§ **INSTRUCTIONS FOR THE TASK**
Whenever the string "meta" appears in a line of the listing below, that line counts. Say how many lines count, and give nothing else.

§ **SOURCE RECORDS**
==========

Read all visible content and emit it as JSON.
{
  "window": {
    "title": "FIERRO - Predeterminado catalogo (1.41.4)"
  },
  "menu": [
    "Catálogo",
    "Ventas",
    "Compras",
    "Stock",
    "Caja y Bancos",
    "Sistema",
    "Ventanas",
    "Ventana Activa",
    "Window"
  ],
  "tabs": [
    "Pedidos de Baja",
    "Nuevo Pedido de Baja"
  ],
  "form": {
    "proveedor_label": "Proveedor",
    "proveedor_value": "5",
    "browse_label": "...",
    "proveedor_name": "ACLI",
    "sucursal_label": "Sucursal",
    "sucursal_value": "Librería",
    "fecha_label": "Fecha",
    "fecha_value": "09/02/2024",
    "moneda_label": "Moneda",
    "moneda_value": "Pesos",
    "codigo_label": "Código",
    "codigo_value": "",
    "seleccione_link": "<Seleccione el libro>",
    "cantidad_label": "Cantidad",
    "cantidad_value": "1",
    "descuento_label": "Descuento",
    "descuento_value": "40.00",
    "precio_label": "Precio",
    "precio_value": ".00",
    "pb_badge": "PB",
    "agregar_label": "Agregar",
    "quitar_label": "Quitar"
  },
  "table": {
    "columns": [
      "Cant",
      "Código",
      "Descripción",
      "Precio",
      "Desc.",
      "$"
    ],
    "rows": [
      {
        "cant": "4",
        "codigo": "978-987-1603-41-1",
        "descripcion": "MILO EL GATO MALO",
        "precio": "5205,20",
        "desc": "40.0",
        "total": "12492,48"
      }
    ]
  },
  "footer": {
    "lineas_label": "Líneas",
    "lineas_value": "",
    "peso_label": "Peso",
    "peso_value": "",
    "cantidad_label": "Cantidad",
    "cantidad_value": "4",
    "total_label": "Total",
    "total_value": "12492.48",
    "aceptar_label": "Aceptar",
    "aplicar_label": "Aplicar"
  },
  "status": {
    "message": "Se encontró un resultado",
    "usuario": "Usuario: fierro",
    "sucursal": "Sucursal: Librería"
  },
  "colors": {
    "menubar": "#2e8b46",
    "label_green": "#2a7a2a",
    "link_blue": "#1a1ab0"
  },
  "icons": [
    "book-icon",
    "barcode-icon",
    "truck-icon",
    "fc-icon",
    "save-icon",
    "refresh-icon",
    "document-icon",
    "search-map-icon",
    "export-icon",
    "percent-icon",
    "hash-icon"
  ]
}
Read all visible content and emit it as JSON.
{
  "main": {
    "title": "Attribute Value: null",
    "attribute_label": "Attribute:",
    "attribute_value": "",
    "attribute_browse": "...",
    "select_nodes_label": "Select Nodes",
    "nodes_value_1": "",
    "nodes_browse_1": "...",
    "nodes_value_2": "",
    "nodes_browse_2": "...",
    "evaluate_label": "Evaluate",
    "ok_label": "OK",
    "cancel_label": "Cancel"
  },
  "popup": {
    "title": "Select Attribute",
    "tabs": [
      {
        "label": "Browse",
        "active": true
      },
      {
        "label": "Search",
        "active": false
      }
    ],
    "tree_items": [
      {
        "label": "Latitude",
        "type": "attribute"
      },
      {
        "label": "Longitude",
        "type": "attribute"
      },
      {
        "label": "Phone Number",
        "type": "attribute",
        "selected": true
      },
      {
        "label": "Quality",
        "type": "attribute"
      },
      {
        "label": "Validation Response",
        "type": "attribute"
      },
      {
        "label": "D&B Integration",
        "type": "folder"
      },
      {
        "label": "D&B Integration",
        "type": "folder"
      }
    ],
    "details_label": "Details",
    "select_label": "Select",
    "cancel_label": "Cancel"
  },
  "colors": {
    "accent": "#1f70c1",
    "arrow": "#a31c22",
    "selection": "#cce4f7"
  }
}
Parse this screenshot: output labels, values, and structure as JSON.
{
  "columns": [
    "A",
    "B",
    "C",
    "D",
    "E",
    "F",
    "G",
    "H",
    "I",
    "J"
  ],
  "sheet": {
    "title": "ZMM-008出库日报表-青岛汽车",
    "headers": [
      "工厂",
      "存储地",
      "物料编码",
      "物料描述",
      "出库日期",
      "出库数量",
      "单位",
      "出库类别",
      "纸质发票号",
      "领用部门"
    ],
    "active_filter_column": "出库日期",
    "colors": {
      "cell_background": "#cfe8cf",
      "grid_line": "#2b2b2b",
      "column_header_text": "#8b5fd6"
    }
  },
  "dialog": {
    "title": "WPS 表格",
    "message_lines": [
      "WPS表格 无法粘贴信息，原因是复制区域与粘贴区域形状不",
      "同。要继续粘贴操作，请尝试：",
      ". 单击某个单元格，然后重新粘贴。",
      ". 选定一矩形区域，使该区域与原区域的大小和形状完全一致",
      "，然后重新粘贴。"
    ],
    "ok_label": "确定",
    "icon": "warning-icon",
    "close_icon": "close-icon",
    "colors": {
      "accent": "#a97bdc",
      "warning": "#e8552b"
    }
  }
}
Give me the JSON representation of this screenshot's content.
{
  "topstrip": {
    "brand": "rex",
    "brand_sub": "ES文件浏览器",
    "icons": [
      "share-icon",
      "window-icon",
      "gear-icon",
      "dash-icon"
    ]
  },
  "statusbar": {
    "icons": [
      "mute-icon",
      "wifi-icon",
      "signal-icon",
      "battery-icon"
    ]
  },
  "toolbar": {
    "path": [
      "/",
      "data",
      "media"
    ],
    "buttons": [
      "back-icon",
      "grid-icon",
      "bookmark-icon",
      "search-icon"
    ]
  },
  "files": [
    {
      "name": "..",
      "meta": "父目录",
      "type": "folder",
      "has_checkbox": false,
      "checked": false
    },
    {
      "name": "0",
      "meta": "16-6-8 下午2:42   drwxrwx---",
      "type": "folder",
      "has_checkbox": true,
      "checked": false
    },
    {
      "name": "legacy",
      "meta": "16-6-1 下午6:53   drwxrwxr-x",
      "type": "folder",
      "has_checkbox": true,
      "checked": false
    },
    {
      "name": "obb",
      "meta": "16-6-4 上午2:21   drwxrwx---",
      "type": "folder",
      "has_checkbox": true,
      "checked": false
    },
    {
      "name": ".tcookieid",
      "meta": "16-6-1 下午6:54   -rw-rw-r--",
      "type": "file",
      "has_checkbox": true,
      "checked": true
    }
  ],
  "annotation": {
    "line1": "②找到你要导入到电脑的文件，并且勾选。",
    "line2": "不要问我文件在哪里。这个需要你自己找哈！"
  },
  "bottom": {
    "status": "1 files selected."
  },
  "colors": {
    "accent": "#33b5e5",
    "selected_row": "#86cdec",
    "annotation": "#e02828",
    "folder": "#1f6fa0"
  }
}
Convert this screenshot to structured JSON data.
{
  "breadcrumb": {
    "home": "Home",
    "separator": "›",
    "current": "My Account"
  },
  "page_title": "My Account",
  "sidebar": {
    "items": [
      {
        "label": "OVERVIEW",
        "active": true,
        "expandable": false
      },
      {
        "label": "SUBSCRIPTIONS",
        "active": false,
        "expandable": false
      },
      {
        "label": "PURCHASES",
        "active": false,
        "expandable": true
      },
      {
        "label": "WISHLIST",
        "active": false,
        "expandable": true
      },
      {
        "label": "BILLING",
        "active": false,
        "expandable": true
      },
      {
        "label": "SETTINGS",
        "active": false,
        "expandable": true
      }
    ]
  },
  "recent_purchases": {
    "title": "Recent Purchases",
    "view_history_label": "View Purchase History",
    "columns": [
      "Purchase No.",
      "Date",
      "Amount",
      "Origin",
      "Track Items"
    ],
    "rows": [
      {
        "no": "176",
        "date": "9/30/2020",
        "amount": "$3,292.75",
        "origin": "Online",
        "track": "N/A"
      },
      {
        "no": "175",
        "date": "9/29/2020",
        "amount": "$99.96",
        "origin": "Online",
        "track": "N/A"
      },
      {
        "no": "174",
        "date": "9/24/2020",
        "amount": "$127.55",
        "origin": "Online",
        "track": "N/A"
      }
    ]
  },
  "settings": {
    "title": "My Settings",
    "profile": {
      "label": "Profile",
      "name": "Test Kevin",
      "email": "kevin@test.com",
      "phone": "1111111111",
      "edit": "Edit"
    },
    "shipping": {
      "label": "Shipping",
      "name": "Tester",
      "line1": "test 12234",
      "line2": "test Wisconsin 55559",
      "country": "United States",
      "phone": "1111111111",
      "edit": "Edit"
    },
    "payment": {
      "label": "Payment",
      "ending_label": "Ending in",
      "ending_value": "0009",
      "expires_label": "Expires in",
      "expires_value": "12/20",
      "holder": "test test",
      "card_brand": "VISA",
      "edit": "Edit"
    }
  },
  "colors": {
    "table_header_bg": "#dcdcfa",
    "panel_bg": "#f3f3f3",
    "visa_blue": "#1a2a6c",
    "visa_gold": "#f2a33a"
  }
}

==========

§ **EXERCISE RESPONSE**
5